This morning we woke around 9:30AM to a camping stub under our windshield wiper, so we did end up having to pay for our spot. However, it was only 2400ISK ($21), and we got the most amazing map of all of Iceland from the camping center – totally worth it. We did our morning routine, Katie treated herself to some toast (there was a toaster in the camping center!) and I had my go-to banana and peanut butter sandwich, and onward we went to Jokulsarlan (which was a short drive compared to our past endeavors!).
Here is Roo at our camping site that morning and a couple scenic driving pictures on route to Jokulsarlan:
On our way we found a beautiful abandoned barn, so we pulled over to check it out. I wore my sneakers (mistake – it was swampy and my shoes got soaked, luckily I was able to dry them pretty well with Roo’s heat) and we went exploring!
We made it to Jokulsarlan around 12:30PM, and it was the first “crowded” place that we had seen yet! There were maybe 30 – 40 people there, but that’s a significantly higher number than what we were used to seeing. Again, it wasn’t really advertised, just a parking lot off of the side of the road. We walked around the glacier lake (this is what Jokulsarlan is famous for!) before going into the visitor’s center to sign up for a boat tour.
It was 4000ISK for one ticket (around $35), but we were glad that we did it, of course. While waiting for the rest of the boat tour group to arrive, Katie and I (mostly me) killed the chips and salsa, I wrote a little, and Katamus made some phone calls.
You can see our boat-car in the upper right hand corner of the picture above. We drove it into the water! Our tour guide was a young, French dude and he told us a ton of cool stuff about the glacier lake.
Our tour guide took a smaller iceberg out of the water and held it while he spoke to us for a bit. He then explained that this iceberg could be 1000 years old (!!!) and proceeded to break it into smaller pieces so that we could all taste the 1000 year old ice! It was fresh water, but it had a different taste to it.

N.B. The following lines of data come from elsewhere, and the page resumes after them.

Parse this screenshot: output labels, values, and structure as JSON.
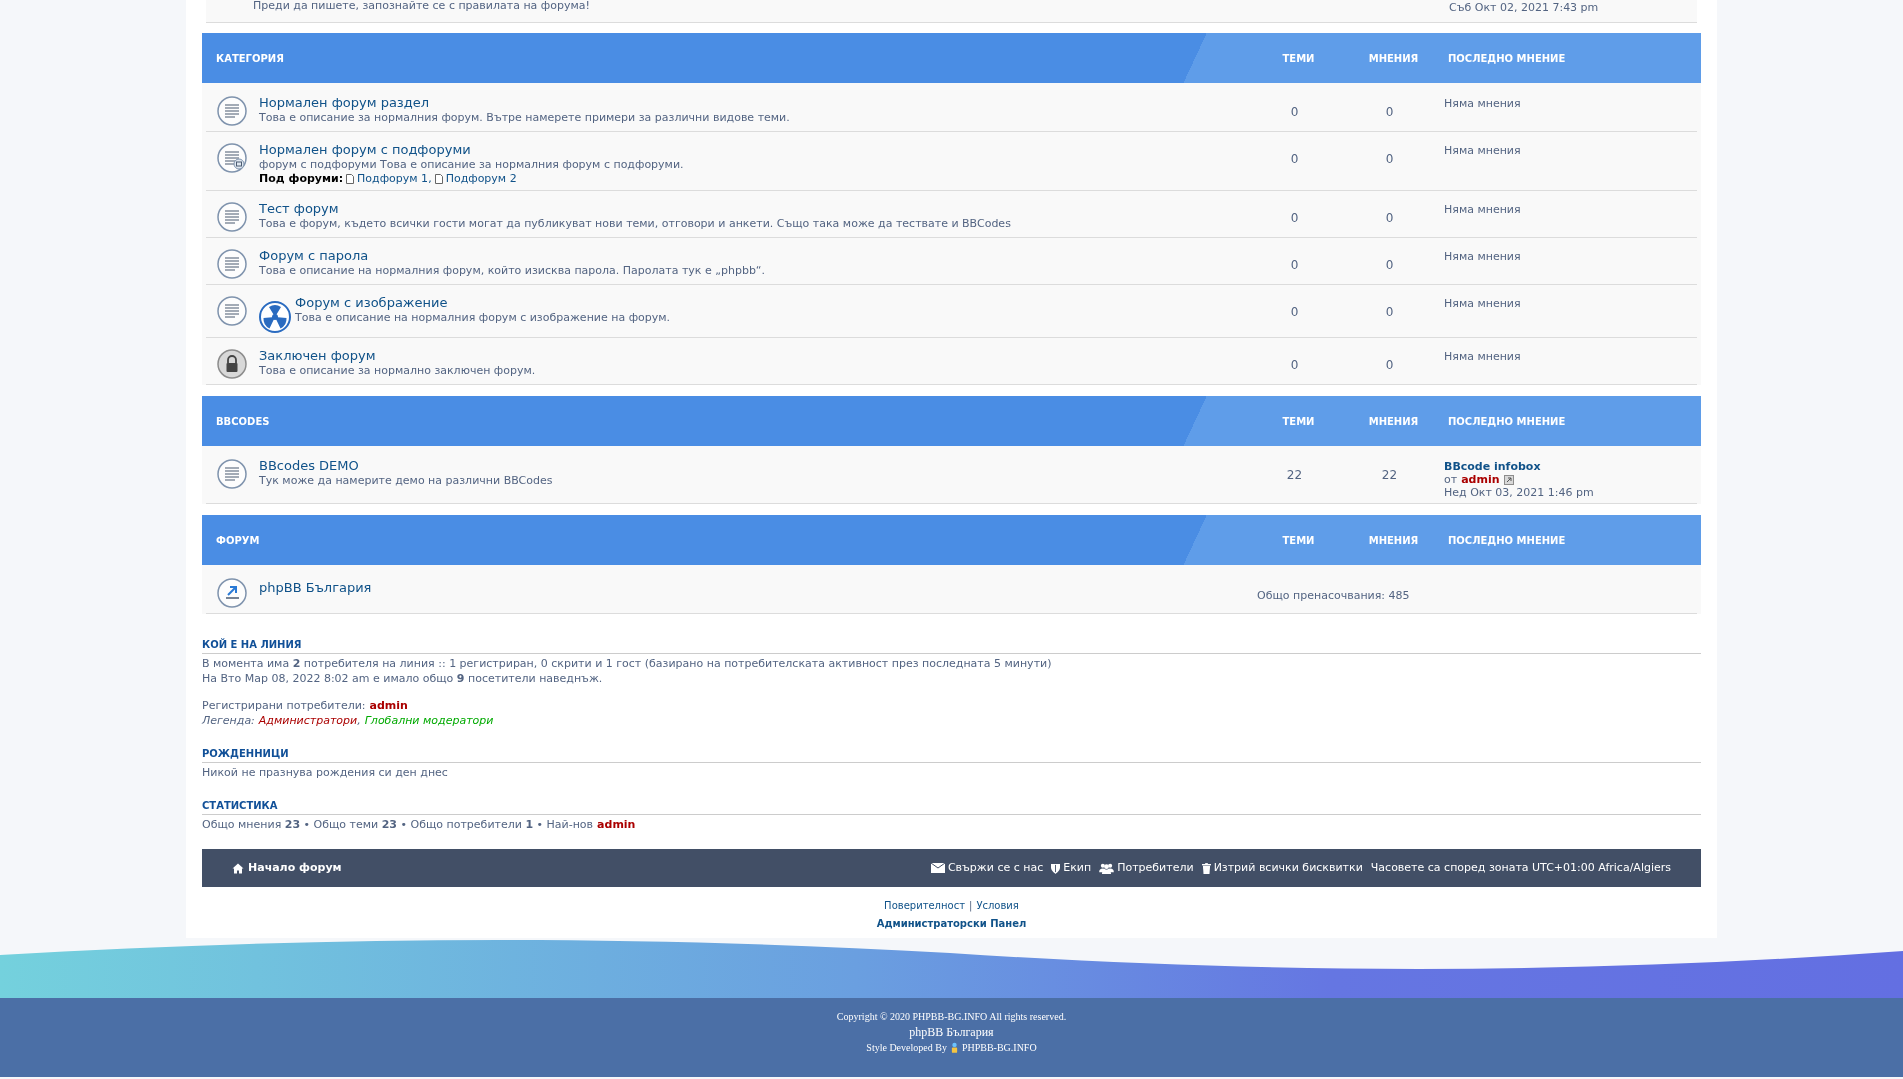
{
  "top_row": {
    "description": "Преди да пишете, запознайте се с правилата на форума!",
    "last_post_date": "Съб Окт 02, 2021 7:43 pm"
  },
  "sections": [
    {
      "title": "КАТЕГОРИЯ",
      "columns": [
        "ТЕМИ",
        "МНЕНИЯ",
        "ПОСЛЕДНО МНЕНИЕ"
      ],
      "forums": [
        {
          "kind": "normal",
          "title": "Нормален форум раздел",
          "description": "Това е описание за нормалния форум. Вътре намерете примери за различни видове теми.",
          "topics": "0",
          "posts": "0",
          "last_post": {
            "text": "Няма мнения"
          }
        },
        {
          "kind": "subforums",
          "title": "Нормален форум с подфоруми",
          "description": "форум с подфоруми Това е описание за нормалния форум с подфоруми.",
          "subforums_label": "Под форуми:",
          "subforums": [
            "Подфорум 1",
            "Подфорум 2"
          ],
          "subforum_separator": ",",
          "topics": "0",
          "posts": "0",
          "last_post": {
            "text": "Няма мнения"
          }
        },
        {
          "kind": "normal",
          "title": "Тест форум",
          "description": "Това е форум, където всички гости могат да публикуват нови теми, отговори и анкети. Също така може да тествате и BBCodes",
          "topics": "0",
          "posts": "0",
          "last_post": {
            "text": "Няма мнения"
          }
        },
        {
          "kind": "normal",
          "title": "Форум с парола",
          "description": "Това е описание на нормалния форум, който изисква парола. Паролата тук е „phpbb“.",
          "topics": "0",
          "posts": "0",
          "last_post": {
            "text": "Няма мнения"
          }
        },
        {
          "kind": "image",
          "title": "Форум с изображение",
          "description": "Това е описание на нормалния форум с изображение на форум.",
          "topics": "0",
          "posts": "0",
          "last_post": {
            "text": "Няма мнения"
          }
        },
        {
          "kind": "locked",
          "title": "Заключен форум",
          "description": "Това е описание за нормално заключен форум.",
          "topics": "0",
          "posts": "0",
          "last_post": {
            "text": "Няма мнения"
          }
        }
      ]
    },
    {
      "title": "BBCODES",
      "columns": [
        "ТЕМИ",
        "МНЕНИЯ",
        "ПОСЛЕДНО МНЕНИЕ"
      ],
      "forums": [
        {
          "kind": "normal",
          "title": "BBcodes DEMO",
          "description": "Тук може да намерите демо на различни BBCodes",
          "topics": "22",
          "posts": "22",
          "last_post": {
            "title": "BBcode infobox",
            "by": "от",
            "author": "admin",
            "date": "Нед Окт 03, 2021 1:46 pm"
          }
        }
      ]
    },
    {
      "title": "ФОРУМ",
      "columns": [
        "ТЕМИ",
        "МНЕНИЯ",
        "ПОСЛЕДНО МНЕНИЕ"
      ],
      "forums": [
        {
          "kind": "link",
          "title": "phpBB България",
          "redirects": "Общо пренасочвания: 485"
        }
      ]
    }
  ],
  "who_is_online": {
    "heading": "КОЙ Е НА ЛИНИЯ",
    "lines": [
      "В момента има **2** потребителя на линия :: 1 регистриран, 0 скрити и 1 гост (базирано на потребителската активност през последната 5 минути)",
      "На Вто Мар 08, 2022 8:02 am е имало общо **9** посетители наведнъж."
    ],
    "registered_label": "Регистрирани потребители:",
    "registered_user": "admin",
    "legend_label": "Легенда:",
    "legend": [
      {
        "name": "Администратори",
        "color": "#aa0000"
      },
      {
        "name": "Глобални модератори",
        "color": "#00aa00"
      }
    ],
    "legend_separator": ","
  },
  "birthdays": {
    "heading": "РОЖДЕННИЦИ",
    "text": "Никой не празнува рождения си ден днес"
  },
  "statistics": {
    "heading": "СТАТИСТИКА",
    "text": "Общо мнения **23** • Общо теми **23** • Общо потребители **1** • Най-нов",
    "newest_user": "admin"
  },
  "navbar": {
    "home": "Начало форум",
    "links": [
      {
        "kind": "contact",
        "label": "Свържи се с нас"
      },
      {
        "kind": "team",
        "label": "Екип"
      },
      {
        "kind": "members",
        "label": "Потребители"
      },
      {
        "kind": "cookies",
        "label": "Изтрий всички бисквитки"
      }
    ],
    "timezone": "Часовете са според зоната UTC+01:00 Africa/Algiers"
  },
  "page_links": {
    "privacy": "Поверителност",
    "separator": "|",
    "terms": "Условия",
    "acp": "Администраторски Панел"
  },
  "copyright": {
    "text": "Copyright © 2020 PHPBB-BG.INFO All rights reserved.",
    "site": "phpBB България",
    "developed_by": "Style Developed By",
    "developer": "PHPBB-BG.INFO"
  }
}
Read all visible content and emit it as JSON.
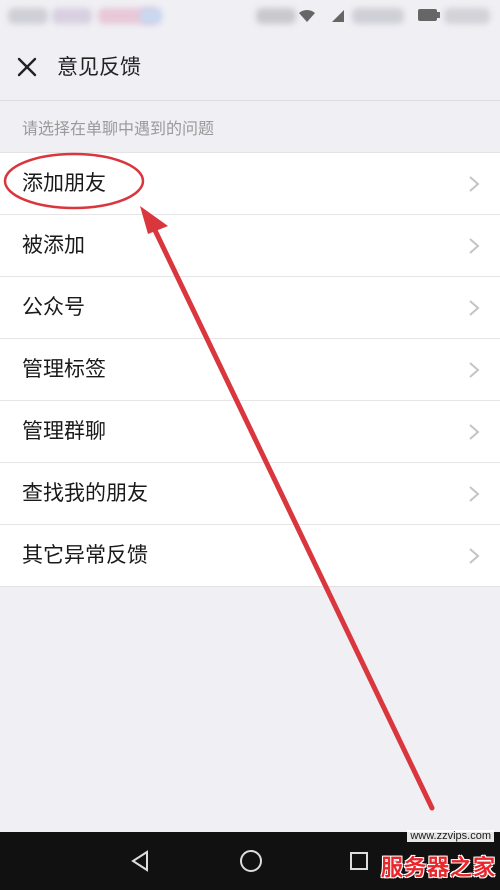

After our tour, we went back into the visitor’s center and relaxed for a while. We were officially ahead of schedule, so we decided to drive to Vatnajokull, a national park that we were supposed to visit the following day. Being ahead of schedule is a treat. Since we were able to get to the park and explore on this day instead of the next, we wanted to rent Roo (or another SadCar) for an extra day so that we could spend more time in the country’s capital, Reykjavik.
On route to Vatnajokull, we passed another beautiful waterfall and pulled over to explore (there are tons of waterfalls on Route 1, but this one was especially beautiful).
My pictures don’t capture them, but there were pure white birds flying and nesting all around the top of the fall. It was nothing short of gorgeous. I also snapped this picture 🙂 (I love the sheepies!)
We made it to Vatnajokull around 3:00PM and were exhausted. One day in Iceland consisted of so many activities! Thus, we decided that we would take our time on a shorter hike and then relax and shower (turns out you have to pay to shower and the visitor’s center was closed after we had finished our hike). We went into the visitor’s center and found a map (it was 350ISK) with the hikes on it. We didn’t pay for it, we just looked at it, and I snapped a picture of it and the man behind the desk got angry with me and told me that I was stealing from him! I understood where he was coming from, except that the same map was blown up and posted all around the park. The woman behind the desk looked embarrassed, and I showed him my pictures and deleted the map in front him. He must have been having a bad day. We decided on hike “S2,” and it was a wonderful hike indeed. It led us to another incredible waterfall surrounded by nature.
We made a hiking friend, Charlie, who lives in Los Angeles. He was traveling Iceland by himself, and he hung out on the top of the fall and explored an abandoned cabin with us. He told us that we had a lot to look forward to in our future travels to southern Iceland. He spoke very highly of Vik, a town about 1.5 hours away from Vatnajokull, so we decided that we’d head there in the morning.
We bid adieu to Charlie and crossed the water (Katie did so gracefully in her rainboots and I not so gracefully in my snowboots) towards a patch of soft, open grass. Once we got there, we laid down and dozed. The glaciers to our right, the waterfall to our left, and the sun warming us from every angle, we felt wonderful. I don’t know how long we were there, but it was the perfect amount of time.
Afterwards, we headed back to the visitor’s center to see what food was available. I got another cup of veggie noodles, some Skyr, and a “Viking Lettol,” which is a light beer. Katie splurged and bought herself the same beer, a Skyr, and some cured lamb meat which was prepared by a farmer about 2km away. The woman from behind the desk found us an apologized about the man who accused us of stealing, that was very sweet of her. We sat outside and of the cafe (it was closing), and ate our goodies. I tried a small piece of the lamb – I could tell that if I hadn’t been a vegan/vegetarian for so long that it would be tasty; however, it did not taste very good to me.
Bellies full, Roo decked out for the night, teeth brushed, and bladders empty, we were ready to hit the heigh and continue to Vik in the morning.